Springville - There will be no commencement exercises at the Springville high school this year, as they are adding one year to the course, elevating the standard of the school accordingly. Prof. J. Lee Tiffany, the principal, has the work of elevating the high plane of the high school much at heart, and it will rank favorably with the high schools of the county.
Lanesboro - James Buckley, an aged man residing on a farm above here, died Monday morning, Feb. 21, as the result of being kicked in the face by one of his horses, Saturday. He was leading a horse with a halter when the animal suddenly turned and kicked its hoofs, striking Mr. Buckley on the jaw and fracturing it. Dr. Miller, of Susquehanna, was called to attend the injured man.
Sankey - The pluck shown by our teacher, Miss Hazel Smith, in coming through the snow drifts Monday, will explain in part the success of our school.
South Auburn - Mrs. T.C. Brewer is spending a short time with her son, Tracy, of Black Walnut, who was injured by the overturning of a load of witch-hazel brush that he was taking to Meshoppen.
Silver Lake - W. Donovan had the misfortune to freeze his ears coming home from Hallstead, Sunday last. ALSO Frank McGraw and Willie Mahoney cut ten cords of wood for M.J. Hannagan, last week.
Little Meadows - Miss Theresa H. Shaughnessy is very busy arranging her line of spring millinery. Oh! you Easter bonnet.
Elk Lake - Plenty of snow and it is on the move and the boys have hard times to make their Sunday calls. The ice is 36 inches thick at the Lake.
Howard Hill - The wood bee for the Brookdale Orphanage Thursday was well attended; they got the wood on Mrs. O.B. Howard's farm.
Forest Lake - Pat Carney and lady friend took advantage of the sleighing last Sunday. He reports a good sleighing and but one serious upset with his new cutter. Watch the horse and not the lady, Pat.

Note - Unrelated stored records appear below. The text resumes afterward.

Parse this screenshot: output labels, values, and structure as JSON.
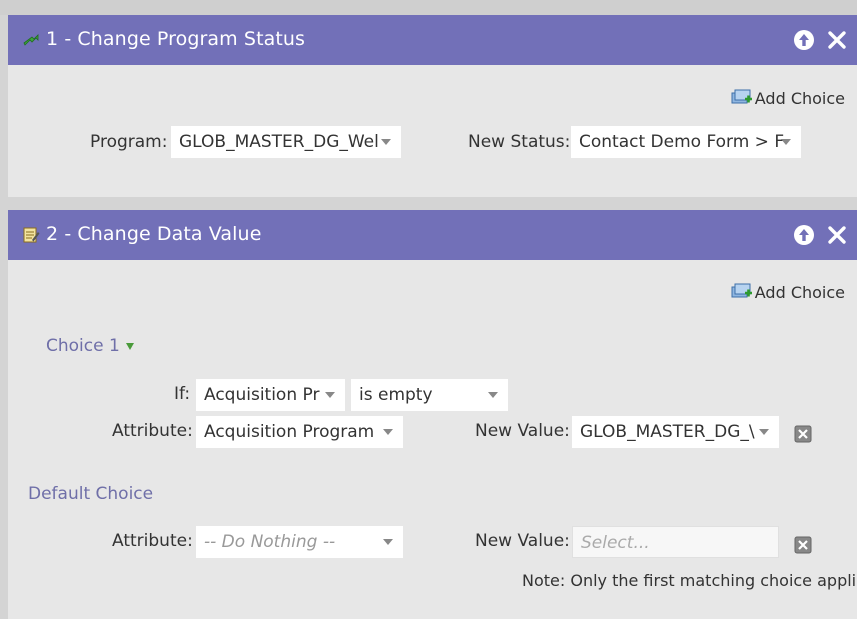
{
  "panels": [
    {
      "title": "1 - Change Program Status",
      "add_choice": "Add Choice",
      "program_label": "Program:",
      "program_value": "GLOB_MASTER_DG_Wel",
      "new_status_label": "New Status:",
      "new_status_value": "Contact Demo Form > F"
    },
    {
      "title": "2 - Change Data Value",
      "add_choice": "Add Choice",
      "choice1_label": "Choice 1",
      "if_label": "If:",
      "if_field": "Acquisition Pr",
      "if_operator": "is empty",
      "attribute_label": "Attribute:",
      "attribute_value": "Acquisition Program",
      "new_value_label": "New Value:",
      "new_value_value": "GLOB_MASTER_DG_\\",
      "default_choice_label": "Default Choice",
      "default_attribute_label": "Attribute:",
      "default_attribute_value": "-- Do Nothing --",
      "default_new_value_label": "New Value:",
      "default_new_value_placeholder": "Select...",
      "note": "Note: Only the first matching choice applies"
    }
  ],
  "colors": {
    "header": "#7270b8",
    "panel_bg": "#e7e7e7",
    "link": "#6f6fa8"
  }
}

New Milford - Amos Kent is getting up an autograph book of the names and date of birth of friends, having already secured names and date of birth of six hundred. Mr. Kent is 84 years of age and a fine writer for one of his age.
Susquehanna - A big ice gorge three miles above here threatens to take out the bridge connecting this place and Oakland, if the river suddenly rises. Ice is piled up to the height of 30 feet in the gorge. The county commissioners and Erie officials have been consulted, but no action has been taken. It is feared to dynamite the gorge, as it might cause the huge mass of ice to go out at once, which would prove disastrous.
Hallstead - A young man named Lewis was arrested here last week for selling oleomargarine without a proper license. Special agent of the dairy and food department investigated the case and made the arrest. He represented the firm of Mitchell & Lewis of Binghamton. The case will be heard before Justice Crook at Hallstead.
Montrose - The afternoon passenger train on the Montrose branch of the Lehigh Valley, due here at 4 o'clock, failed to get through Wednesday afternoon, getting stalled in huge snowdrifts a short distance this side of South Montrose. Liveryman Cox was phoned for and he went down and brought the passengers and mail up in a sleigh. The train managed to back down to South Montrose, allowing the snow plow to pass, and arrived at the station about 6 o'clock Thursday morning. Much snow was encountered and the snowplow had difficulty in getting through.
Hopbottom - We have had sleighing every day since Christmas. It is thought by some that the great snowstorms are intended to make up for the rain we so much needed last fall.
South Montrose - The mill has been temporarily shut down for a few days on account of there being no lumber on hand. A car of lumber arrived the first of the week and on Wednesday work was again resumed. From 12,000 to 14,000 trunk slats are manufactured daily and still the company cannot fill all the orders on hand.